A new paper published in Psychological Science has found that gender based difference in performance in spatial tasks can be eliminated by the framework the task is presented in. It was found that women performed as well as men in spatial tasks when they were framed as social tasks.
“Our research suggests that we may be underestimating the abilities of women in how measure spatial thinking” said Margaret Tarampi of the University of California, Santa Barbara. “Given findings that entry into and retention in STEM disciplines is affected by our measures of spatial ability, we may be disproportionately limiting the accessibility of these fields to women because of the ways that we are measuring spatial abilities”.
Prior studies have indicated that men are better at spatial tasks on average, but Tarampi and her colleagues noticed that there was little investigation into gender differences around spatial perspective taking. Tarampi and her team noted that spatial perspective taking could also be thought of as a test of social ability.
They tested 65 men and 70 women with two timed perspective taking tasks. The first involved an array of objects in a street. Participants were asked to imagine they were at a certain spot facing in a specific direction, and subsequently indicate the direction of another object in the array.
The second consisted of a map of a neighborhood with a marked path.

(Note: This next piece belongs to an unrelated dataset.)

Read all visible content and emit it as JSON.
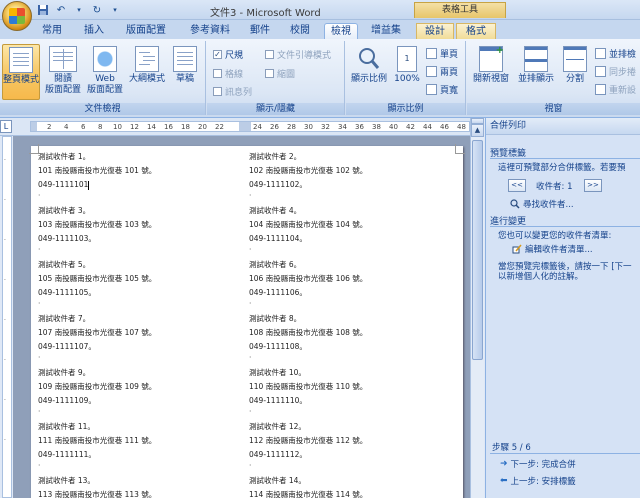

Participants were asked to write whether they would turn left or right at each corner. Both of these tasks had a ‘social’ version, wherein figures of people replaced objects and street corners. They were also framed prior to the task as ‘social’ or ‘spatial’ tasks. It was found that women did worse on the ‘spatially’ framed tasks, but the gap was eliminated when the tasks were framed as ‘social’. The mere inclusion of human figures was enough to eliminate the gap, while framing a task as social only helped with the map-based test.
Tarampi said afterwards” these findings encourage researchers to question the nature of how we measure ability. Starting from different theoretical backgrounds can lead to unintentional differences in approaches – in this case, centred on the inclusion or exclusion of social factors, which in turn bias the results.”
Tarampi, M. R., Heydari, N., & Hegarty, M. (2016). A Tale of Two Types of Perspective Taking Sex Differences in Spatial Ability. Psychological Science, 0956797616667459.
More: Framing spatial tasks as social eliminates gender differences, Eureka Alert